up the typical TSN gates for multiple flows with the same timing parameters.
But i have not enough insight into the configurability of those gates.

In any case, if we look at the need for interoperability and standardization,
i think it is foremost important to be able to have on-the-wire interoperable
hop-by-hop QoS. As much as i want to have edge-aggregation standardized,
it is still a single-box function, so less critical to get standardized
for successful deployments.


On Wed, Nov 17, 2021 at 12:37:26PM -0800, Norman Finn Consulting wrote:
> A follow-on.
> CQF is under consideration for improvement for use in TSN, where network sizes are relatively small.  My paper, referenced by Janos, does not address the issue of bundling many flows into a single flow, then merging or splitting them arbitrarily.  Without bundling, TSN CQF has scaling issues; a large number of flows requires large buffers, which increase the per-hop delays.  But, bundling is not a trivial operation.  Bundling may require buffers and state machines, itself, and may therefore reduce the no-touch advantage of CQF.  My next step for the CQF proposals in TSN will be to address this issue.  I imagine that Janos will keep you informed if progress is made.

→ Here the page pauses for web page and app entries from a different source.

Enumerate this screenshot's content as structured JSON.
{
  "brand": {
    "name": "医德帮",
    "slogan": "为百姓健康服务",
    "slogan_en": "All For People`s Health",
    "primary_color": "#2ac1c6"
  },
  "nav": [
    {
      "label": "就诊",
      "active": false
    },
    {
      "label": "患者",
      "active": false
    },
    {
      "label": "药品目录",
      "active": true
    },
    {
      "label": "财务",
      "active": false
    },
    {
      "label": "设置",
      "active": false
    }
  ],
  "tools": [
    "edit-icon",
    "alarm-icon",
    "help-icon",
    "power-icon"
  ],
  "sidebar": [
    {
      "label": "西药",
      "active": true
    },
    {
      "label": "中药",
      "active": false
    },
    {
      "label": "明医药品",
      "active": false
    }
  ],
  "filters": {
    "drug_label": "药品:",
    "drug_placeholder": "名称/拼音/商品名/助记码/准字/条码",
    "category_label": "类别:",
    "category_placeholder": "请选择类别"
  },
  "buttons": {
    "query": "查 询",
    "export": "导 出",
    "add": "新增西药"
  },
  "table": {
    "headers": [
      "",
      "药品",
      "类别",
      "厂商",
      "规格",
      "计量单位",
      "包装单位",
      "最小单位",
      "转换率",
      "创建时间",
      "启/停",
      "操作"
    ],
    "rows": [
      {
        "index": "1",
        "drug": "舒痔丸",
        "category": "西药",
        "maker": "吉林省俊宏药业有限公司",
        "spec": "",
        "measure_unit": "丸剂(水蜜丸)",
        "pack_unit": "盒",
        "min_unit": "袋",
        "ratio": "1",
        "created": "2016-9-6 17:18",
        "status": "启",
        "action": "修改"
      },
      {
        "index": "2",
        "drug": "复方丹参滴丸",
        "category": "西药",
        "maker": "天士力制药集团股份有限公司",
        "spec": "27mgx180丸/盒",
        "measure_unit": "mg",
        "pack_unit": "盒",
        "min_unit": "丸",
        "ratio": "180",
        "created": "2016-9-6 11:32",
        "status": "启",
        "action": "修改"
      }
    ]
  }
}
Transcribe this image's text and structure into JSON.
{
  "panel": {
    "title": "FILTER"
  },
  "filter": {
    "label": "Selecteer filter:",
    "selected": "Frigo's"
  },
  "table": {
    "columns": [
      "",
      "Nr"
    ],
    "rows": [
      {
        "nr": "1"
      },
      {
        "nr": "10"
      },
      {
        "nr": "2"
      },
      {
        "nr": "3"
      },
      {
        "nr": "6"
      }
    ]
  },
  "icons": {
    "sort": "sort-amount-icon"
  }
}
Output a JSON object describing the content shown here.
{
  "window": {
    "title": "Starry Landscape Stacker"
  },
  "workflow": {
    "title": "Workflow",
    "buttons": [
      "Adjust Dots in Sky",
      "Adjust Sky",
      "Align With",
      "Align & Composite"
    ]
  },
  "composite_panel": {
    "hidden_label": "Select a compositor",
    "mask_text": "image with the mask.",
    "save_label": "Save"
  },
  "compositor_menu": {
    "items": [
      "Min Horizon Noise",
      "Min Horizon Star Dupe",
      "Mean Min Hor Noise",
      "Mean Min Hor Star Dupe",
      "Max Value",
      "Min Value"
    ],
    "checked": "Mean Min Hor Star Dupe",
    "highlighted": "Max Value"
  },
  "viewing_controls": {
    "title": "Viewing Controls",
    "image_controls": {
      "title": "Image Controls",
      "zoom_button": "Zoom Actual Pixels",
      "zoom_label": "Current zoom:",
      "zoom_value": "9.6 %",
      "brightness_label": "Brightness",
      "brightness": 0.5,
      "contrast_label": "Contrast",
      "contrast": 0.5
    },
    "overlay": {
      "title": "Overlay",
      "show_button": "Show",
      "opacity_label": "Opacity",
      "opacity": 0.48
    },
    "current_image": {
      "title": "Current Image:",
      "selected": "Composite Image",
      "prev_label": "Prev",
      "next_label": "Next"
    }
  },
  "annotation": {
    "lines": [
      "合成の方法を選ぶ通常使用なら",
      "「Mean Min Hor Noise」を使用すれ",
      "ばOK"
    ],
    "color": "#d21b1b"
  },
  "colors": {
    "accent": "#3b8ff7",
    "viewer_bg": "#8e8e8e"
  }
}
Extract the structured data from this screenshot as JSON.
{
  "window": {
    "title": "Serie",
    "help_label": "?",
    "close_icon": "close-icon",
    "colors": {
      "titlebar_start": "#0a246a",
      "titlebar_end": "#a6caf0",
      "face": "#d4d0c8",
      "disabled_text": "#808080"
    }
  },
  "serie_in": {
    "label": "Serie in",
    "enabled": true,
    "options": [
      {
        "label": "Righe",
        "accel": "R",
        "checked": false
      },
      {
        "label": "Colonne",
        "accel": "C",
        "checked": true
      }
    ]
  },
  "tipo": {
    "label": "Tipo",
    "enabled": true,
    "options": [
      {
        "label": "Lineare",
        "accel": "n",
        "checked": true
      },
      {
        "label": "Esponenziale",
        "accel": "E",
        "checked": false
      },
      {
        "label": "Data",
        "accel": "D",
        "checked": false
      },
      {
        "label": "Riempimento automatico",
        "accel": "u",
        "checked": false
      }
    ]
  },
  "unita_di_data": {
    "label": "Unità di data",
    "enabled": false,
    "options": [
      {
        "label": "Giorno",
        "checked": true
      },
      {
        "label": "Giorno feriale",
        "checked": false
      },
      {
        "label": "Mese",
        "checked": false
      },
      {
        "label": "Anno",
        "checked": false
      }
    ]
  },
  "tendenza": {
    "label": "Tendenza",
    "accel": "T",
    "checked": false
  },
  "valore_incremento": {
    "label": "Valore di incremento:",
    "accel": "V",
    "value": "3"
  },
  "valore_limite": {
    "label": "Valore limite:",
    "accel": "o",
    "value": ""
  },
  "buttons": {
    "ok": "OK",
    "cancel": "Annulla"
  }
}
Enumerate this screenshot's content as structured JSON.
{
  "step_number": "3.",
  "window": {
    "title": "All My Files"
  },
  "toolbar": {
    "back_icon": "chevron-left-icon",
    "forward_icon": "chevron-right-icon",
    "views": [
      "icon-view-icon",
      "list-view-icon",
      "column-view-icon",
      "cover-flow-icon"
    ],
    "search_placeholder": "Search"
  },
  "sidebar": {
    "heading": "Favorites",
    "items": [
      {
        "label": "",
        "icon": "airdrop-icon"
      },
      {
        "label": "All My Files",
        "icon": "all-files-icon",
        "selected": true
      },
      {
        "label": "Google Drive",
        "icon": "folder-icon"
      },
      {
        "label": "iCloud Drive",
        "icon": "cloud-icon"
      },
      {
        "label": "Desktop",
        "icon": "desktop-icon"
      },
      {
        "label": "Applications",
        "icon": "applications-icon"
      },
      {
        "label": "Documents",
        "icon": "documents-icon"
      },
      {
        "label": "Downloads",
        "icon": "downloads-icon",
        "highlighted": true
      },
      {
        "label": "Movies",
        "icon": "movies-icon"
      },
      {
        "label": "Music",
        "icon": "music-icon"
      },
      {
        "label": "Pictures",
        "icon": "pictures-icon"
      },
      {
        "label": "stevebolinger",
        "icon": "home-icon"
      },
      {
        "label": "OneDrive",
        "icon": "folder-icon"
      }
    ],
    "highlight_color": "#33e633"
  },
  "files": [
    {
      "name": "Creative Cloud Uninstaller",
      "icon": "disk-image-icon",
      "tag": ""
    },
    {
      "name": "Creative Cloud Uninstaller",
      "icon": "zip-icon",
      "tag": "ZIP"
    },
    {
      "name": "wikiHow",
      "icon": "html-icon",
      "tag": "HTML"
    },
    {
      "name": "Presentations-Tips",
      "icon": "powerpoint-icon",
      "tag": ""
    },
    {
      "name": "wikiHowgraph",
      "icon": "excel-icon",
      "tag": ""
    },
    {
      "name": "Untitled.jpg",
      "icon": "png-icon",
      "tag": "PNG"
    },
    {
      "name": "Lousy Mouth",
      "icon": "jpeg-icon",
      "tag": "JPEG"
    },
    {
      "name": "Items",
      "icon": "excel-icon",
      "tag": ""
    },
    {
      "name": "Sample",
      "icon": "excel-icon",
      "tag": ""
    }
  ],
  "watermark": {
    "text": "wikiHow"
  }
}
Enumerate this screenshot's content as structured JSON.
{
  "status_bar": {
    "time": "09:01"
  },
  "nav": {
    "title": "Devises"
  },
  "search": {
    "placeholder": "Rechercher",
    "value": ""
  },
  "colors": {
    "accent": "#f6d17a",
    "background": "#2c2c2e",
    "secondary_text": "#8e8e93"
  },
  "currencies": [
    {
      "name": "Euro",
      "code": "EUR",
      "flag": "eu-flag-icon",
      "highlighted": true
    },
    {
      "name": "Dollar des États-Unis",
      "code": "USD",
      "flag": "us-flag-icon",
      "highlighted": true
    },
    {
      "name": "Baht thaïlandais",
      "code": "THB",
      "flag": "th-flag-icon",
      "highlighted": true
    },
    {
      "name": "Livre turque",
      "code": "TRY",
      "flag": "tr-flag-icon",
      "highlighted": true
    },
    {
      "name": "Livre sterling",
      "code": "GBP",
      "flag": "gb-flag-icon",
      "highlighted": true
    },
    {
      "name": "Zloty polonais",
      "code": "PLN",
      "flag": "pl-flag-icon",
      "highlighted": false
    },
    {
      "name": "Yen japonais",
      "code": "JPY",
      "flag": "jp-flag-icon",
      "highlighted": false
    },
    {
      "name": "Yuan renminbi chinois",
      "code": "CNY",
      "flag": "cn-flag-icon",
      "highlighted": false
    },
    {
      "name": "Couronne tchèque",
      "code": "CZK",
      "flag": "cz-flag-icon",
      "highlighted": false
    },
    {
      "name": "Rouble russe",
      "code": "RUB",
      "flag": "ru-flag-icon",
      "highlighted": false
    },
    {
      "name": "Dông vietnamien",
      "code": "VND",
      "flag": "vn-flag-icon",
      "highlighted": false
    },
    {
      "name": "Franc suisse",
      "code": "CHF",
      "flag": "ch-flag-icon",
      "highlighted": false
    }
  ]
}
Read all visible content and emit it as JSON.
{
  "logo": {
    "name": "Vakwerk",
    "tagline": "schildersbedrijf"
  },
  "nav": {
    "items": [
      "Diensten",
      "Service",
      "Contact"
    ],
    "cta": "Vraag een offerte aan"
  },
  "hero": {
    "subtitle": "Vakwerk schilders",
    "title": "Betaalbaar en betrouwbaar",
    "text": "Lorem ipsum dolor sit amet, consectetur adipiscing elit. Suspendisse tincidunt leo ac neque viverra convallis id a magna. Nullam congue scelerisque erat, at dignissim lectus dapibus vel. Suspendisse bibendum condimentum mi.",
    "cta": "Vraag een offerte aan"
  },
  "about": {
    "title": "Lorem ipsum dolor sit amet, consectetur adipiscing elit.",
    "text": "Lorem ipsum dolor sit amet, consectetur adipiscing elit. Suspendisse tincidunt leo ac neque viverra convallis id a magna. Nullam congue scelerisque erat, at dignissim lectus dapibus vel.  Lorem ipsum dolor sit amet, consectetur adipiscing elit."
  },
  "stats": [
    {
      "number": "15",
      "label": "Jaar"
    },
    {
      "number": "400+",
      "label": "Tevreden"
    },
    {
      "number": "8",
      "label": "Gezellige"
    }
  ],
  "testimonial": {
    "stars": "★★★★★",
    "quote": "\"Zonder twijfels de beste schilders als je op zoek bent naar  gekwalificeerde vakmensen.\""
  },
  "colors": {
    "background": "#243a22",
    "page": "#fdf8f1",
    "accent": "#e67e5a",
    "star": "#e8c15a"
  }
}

> -- Norm
> > On Nov 15, 2021, at 22:56, Norman Finn <nfinn@NFINNCONSULTING.COM> wrote:
> > 
> > You’ve got it.  Admission control is the key. Either through a reservation protocol or a central supervisor, you have to ensure that no output interface is given more load than can be handled in a single transmission period. No sender can proceed without permission.
> > 
> > Reservation-before-transmission is required by all TSN techniques. You can't guarantee zero congestion loss to an arbitrarily large load. The nice thing about CQF is that, with centralized control, you don't have to touch any intermediate nodes to admit or delete a flow; only contract enforcement at the ingress node has to be configured.
> > 
> > — Norm
> > 
> >> On Nov 10, 2021, at 23:00, wrote:
> >> 
> >> Hi authors,
> >> 
> >> Thanks for the effort to introduce TSN CQF to IP network, especially, a large scale WAN.
> >> 
> >> Can you help me to understand how does T-CQF solve the congestion ?  For example, an intermediate node with multiple incoming ports may receive T-CQF packets from many sources, and  these packets are put into the same cycle-id related queue. Can they be guaranteed to be sent together in the next cycle?  Appreciate for additional description of that in the document.
> >> 
> >> I have seen examples of single T-CQF flow competed with best-effor backgroup flows, that is OK. However, the competetion between multiple T-CQF flows may be more interesting.
> >> One may say that there is a central controller to plan and arrange T-CQF flows, and never permit more T-CQF flows match the same local cycle-id at the intermediate node then to avoid congestion. I think that may be possible for a small network, but may be challange for large scale WAN.
> >> 
> >> Regards,
> >> PSF
> >> 
> >> _______________________________________________
> >> detnet mailing list
> >>
> >>